While shopping for new windows, look into motorized smart blinds that are remote or voice controlled. Some can be set on timers that automatically drop the blind when the sun is on that side of the house. Another option is a polymer dispersed liquid crystal (PDLC) window. When turned off, the liquid crystal fills the space between the window panes and blocks the sun from getting through. PDLC windows can keep up to 70% of the sun’s rays out of your home.
Other options include:
- Electrochromic – Uses voltage to change the window’s opacity and block out UV light
- Photochromic – Uses light exposure to change the opacity, think of the technology in photochromic sunglasses
- Micro Blind – Tiny metal blinds are inserted between window panes and are lowered and raised as needed
- Suspended Particle – Uses an electrical charge to change the color of a liquid that’s suspended between the two window panes
- Thermochromic – Uses heat to change the color of the window glass
Don’t Build a DIY Central Air System
You may have the technical skill to install ducts and put in a central AC unit, but do you have the right math skills? If you put in a system that’s undersized or oversized, it will wear out faster. As tempting as it is to put in a system that’s too big for your square footage, you’ll actually cause an issue with the AC system frequently turning on and off as the target room temperature is reached quickly. As it turns on and off repeatedly, the fans and motors also shut on and off and wear out fast.
Always hire a professional AC installer to measure your home. A professional considers underlying factors like the number of people in your home, the number of windows, and the sun exposure to correctly size your system.
Add insulation to your home’s attic, garage, and basement walls, if you have a basement. If you have a crawlspace, make sure there’s a vapor barrier and insulation that helps keep the cold air from escaping.

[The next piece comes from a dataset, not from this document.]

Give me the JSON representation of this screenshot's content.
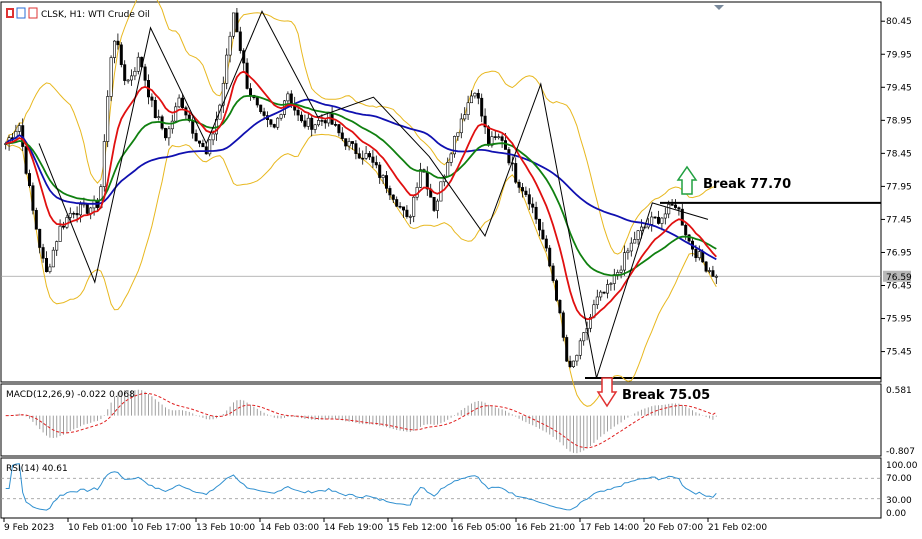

If your home was built years ago, have the insulation checked to see if it’s time to add more. Insulation does diminish due to rodent activity and exposure to UV rays, humidity, and other environmental factors. Have your insulation inspected and improved when needed.
Get Your System Cleaned and Inspected
Your home’s design features and furniture placement can only do so much. You need to keep your system running as expected, too.
When you have central air, make sure you have it cleaned regularly. The general rule is to have the system professionally cleaned and evaluated every two years. You should check and change the filter every month or two, depending on how much use it gets and how many pets you own.
When you hire a professional air conditioning installer and technician, they’re doing more than cleaning your system. They will check for leaks and that the refrigerant levels are correct. They’ll check the airflow in the evaporator coil and make sure the system is operating properly.
All electrical connections are checked and tightened if needed. If there are any belts or motors in need of lubrication or repairs, that’s taken care of. The fins are cleaned, evaporator coils are cleaned, and you’re left with a system that does what you expect it to do.
When should you schedule a cleaning and inspection? Ideally, arrange it during the slower winter months. When it is hot outside, AC systems are running at peak levels. If there’s a breakdown, AC technicians need to get systems up and running. Cleanings are easier to arrange when it’s the off-season.
Schedule an AC system evaluation and cleaning with All Year Cooling, Miami and South Florida’s best air conditioning repair and installation service. We’ve helped hundreds of thousands of customers since 1973 to ensure their systems are running efficiently. We’ll let you know if there are problems and discuss your options.
Our technicians undergo regular training to ensure they’re up-to-date with the latest AC technology. When you call our A+ air conditioning technicians, you have peace of mind that your system is performing effectively.